| TO DO |
Everything in the listing below must be set down again exactly.

| SUPPLIED MATERIAL |
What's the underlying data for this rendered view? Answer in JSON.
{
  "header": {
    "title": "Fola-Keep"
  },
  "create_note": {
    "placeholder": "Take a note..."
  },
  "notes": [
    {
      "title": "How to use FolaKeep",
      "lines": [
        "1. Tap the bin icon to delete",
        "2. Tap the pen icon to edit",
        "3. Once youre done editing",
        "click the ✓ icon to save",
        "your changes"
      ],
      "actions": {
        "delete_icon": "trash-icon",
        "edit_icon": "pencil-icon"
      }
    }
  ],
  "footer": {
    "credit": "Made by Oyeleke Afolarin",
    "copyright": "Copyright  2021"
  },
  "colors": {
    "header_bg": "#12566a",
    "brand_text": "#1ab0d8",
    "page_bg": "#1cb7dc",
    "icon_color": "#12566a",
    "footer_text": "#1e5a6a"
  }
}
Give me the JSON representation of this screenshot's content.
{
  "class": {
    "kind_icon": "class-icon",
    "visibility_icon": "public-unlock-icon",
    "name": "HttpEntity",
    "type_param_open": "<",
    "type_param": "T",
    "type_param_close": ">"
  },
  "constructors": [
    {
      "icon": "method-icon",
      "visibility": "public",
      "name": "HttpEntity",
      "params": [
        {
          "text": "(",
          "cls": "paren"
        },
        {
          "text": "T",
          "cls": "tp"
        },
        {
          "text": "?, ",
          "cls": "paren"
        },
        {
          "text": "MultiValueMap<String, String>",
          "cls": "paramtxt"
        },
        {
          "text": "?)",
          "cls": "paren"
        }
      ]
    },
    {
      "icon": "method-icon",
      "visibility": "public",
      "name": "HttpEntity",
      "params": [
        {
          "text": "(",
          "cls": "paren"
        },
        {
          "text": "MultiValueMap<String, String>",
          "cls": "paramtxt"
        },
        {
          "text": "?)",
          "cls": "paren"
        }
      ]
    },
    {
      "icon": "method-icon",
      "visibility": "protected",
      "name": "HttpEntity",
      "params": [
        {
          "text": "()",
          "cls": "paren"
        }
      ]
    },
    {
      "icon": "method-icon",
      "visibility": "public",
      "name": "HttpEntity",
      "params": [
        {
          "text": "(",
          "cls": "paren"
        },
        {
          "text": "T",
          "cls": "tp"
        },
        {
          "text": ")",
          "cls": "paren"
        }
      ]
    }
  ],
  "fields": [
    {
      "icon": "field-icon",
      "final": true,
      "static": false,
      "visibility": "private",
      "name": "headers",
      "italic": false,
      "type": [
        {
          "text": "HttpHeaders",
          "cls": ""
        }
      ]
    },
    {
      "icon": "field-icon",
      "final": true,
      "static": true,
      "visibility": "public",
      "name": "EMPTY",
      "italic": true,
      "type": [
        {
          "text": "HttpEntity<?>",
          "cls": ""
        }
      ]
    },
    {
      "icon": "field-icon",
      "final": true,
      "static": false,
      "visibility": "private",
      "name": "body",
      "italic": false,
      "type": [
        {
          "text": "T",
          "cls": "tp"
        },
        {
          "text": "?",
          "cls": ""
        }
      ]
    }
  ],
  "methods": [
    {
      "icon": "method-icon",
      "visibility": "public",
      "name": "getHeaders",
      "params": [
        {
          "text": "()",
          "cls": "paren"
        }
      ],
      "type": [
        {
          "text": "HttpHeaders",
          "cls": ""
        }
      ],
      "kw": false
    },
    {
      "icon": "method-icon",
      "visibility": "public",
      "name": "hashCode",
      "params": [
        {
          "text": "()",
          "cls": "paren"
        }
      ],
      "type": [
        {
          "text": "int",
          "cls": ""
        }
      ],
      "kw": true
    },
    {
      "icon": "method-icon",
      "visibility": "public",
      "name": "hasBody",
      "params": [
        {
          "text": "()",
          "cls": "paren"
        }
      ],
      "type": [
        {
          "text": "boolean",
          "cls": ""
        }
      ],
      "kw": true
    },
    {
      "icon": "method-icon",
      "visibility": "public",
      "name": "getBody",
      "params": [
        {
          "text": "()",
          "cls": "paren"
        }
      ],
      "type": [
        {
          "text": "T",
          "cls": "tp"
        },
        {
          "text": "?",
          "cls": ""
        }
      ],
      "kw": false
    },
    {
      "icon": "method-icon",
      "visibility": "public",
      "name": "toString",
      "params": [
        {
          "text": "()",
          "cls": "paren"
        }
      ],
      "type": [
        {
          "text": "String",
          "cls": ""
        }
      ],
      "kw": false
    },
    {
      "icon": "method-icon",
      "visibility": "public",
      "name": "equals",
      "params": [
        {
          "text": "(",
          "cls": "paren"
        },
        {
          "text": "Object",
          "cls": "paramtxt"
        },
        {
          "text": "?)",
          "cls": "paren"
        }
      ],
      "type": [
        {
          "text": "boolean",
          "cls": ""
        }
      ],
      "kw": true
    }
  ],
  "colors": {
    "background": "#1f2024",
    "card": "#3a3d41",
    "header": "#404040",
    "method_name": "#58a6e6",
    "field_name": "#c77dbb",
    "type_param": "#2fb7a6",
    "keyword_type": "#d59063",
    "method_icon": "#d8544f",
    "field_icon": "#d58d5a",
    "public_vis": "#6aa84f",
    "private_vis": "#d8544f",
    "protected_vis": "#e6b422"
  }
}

| COMPLETED TASK |
What's the underlying data for this rendered view? Answer in JSON.
{
  "header": {
    "title": "Fola-Keep"
  },
  "create_note": {
    "placeholder": "Take a note..."
  },
  "notes": [
    {
      "title": "How to use FolaKeep",
      "lines": [
        "1. Tap the bin icon to delete",
        "2. Tap the pen icon to edit",
        "3. Once youre done editing",
        "click the ✓ icon to save",
        "your changes"
      ],
      "actions": {
        "delete_icon": "trash-icon",
        "edit_icon": "pencil-icon"
      }
    }
  ],
  "footer": {
    "credit": "Made by Oyeleke Afolarin",
    "copyright": "Copyright  2021"
  },
  "colors": {
    "header_bg": "#12566a",
    "brand_text": "#1ab0d8",
    "page_bg": "#1cb7dc",
    "icon_color": "#12566a",
    "footer_text": "#1e5a6a"
  }
}
Give me the JSON representation of this screenshot's content.
{
  "class": {
    "kind_icon": "class-icon",
    "visibility_icon": "public-unlock-icon",
    "name": "HttpEntity",
    "type_param_open": "<",
    "type_param": "T",
    "type_param_close": ">"
  },
  "constructors": [
    {
      "icon": "method-icon",
      "visibility": "public",
      "name": "HttpEntity",
      "params": [
        {
          "text": "(",
          "cls": "paren"
        },
        {
          "text": "T",
          "cls": "tp"
        },
        {
          "text": "?, ",
          "cls": "paren"
        },
        {
          "text": "MultiValueMap<String, String>",
          "cls": "paramtxt"
        },
        {
          "text": "?)",
          "cls": "paren"
        }
      ]
    },
    {
      "icon": "method-icon",
      "visibility": "public",
      "name": "HttpEntity",
      "params": [
        {
          "text": "(",
          "cls": "paren"
        },
        {
          "text": "MultiValueMap<String, String>",
          "cls": "paramtxt"
        },
        {
          "text": "?)",
          "cls": "paren"
        }
      ]
    },
    {
      "icon": "method-icon",
      "visibility": "protected",
      "name": "HttpEntity",
      "params": [
        {
          "text": "()",
          "cls": "paren"
        }
      ]
    },
    {
      "icon": "method-icon",
      "visibility": "public",
      "name": "HttpEntity",
      "params": [
        {
          "text": "(",
          "cls": "paren"
        },
        {
          "text": "T",
          "cls": "tp"
        },
        {
          "text": ")",
          "cls": "paren"
        }
      ]
    }
  ],
  "fields": [
    {
      "icon": "field-icon",
      "final": true,
      "static": false,
      "visibility": "private",
      "name": "headers",
      "italic": false,
      "type": [
        {
          "text": "HttpHeaders",
          "cls": ""
        }
      ]
    },
    {
      "icon": "field-icon",
      "final": true,
      "static": true,
      "visibility": "public",
      "name": "EMPTY",
      "italic": true,
      "type": [
        {
          "text": "HttpEntity<?>",
          "cls": ""
        }
      ]
    },
    {
      "icon": "field-icon",
      "final": true,
      "static": false,
      "visibility": "private",
      "name": "body",
      "italic": false,
      "type": [
        {
          "text": "T",
          "cls": "tp"
        },
        {
          "text": "?",
          "cls": ""
        }
      ]
    }
  ],
  "methods": [
    {
      "icon": "method-icon",
      "visibility": "public",
      "name": "getHeaders",
      "params": [
        {
          "text": "()",
          "cls": "paren"
        }
      ],
      "type": [
        {
          "text": "HttpHeaders",
          "cls": ""
        }
      ],
      "kw": false
    },
    {
      "icon": "method-icon",
      "visibility": "public",
      "name": "hashCode",
      "params": [
        {
          "text": "()",
          "cls": "paren"
        }
      ],
      "type": [
        {
          "text": "int",
          "cls": ""
        }
      ],
      "kw": true
    },
    {
      "icon": "method-icon",
      "visibility": "public",
      "name": "hasBody",
      "params": [
        {
          "text": "()",
          "cls": "paren"
        }
      ],
      "type": [
        {
          "text": "boolean",
          "cls": ""
        }
      ],
      "kw": true
    },
    {
      "icon": "method-icon",
      "visibility": "public",
      "name": "getBody",
      "params": [
        {
          "text": "()",
          "cls": "paren"
        }
      ],
      "type": [
        {
          "text": "T",
          "cls": "tp"
        },
        {
          "text": "?",
          "cls": ""
        }
      ],
      "kw": false
    },
    {
      "icon": "method-icon",
      "visibility": "public",
      "name": "toString",
      "params": [
        {
          "text": "()",
          "cls": "paren"
        }
      ],
      "type": [
        {
          "text": "String",
          "cls": ""
        }
      ],
      "kw": false
    },
    {
      "icon": "method-icon",
      "visibility": "public",
      "name": "equals",
      "params": [
        {
          "text": "(",
          "cls": "paren"
        },
        {
          "text": "Object",
          "cls": "paramtxt"
        },
        {
          "text": "?)",
          "cls": "paren"
        }
      ],
      "type": [
        {
          "text": "boolean",
          "cls": ""
        }
      ],
      "kw": true
    }
  ],
  "colors": {
    "background": "#1f2024",
    "card": "#3a3d41",
    "header": "#404040",
    "method_name": "#58a6e6",
    "field_name": "#c77dbb",
    "type_param": "#2fb7a6",
    "keyword_type": "#d59063",
    "method_icon": "#d8544f",
    "field_icon": "#d58d5a",
    "public_vis": "#6aa84f",
    "private_vis": "#d8544f",
    "protected_vis": "#e6b422"
  }
}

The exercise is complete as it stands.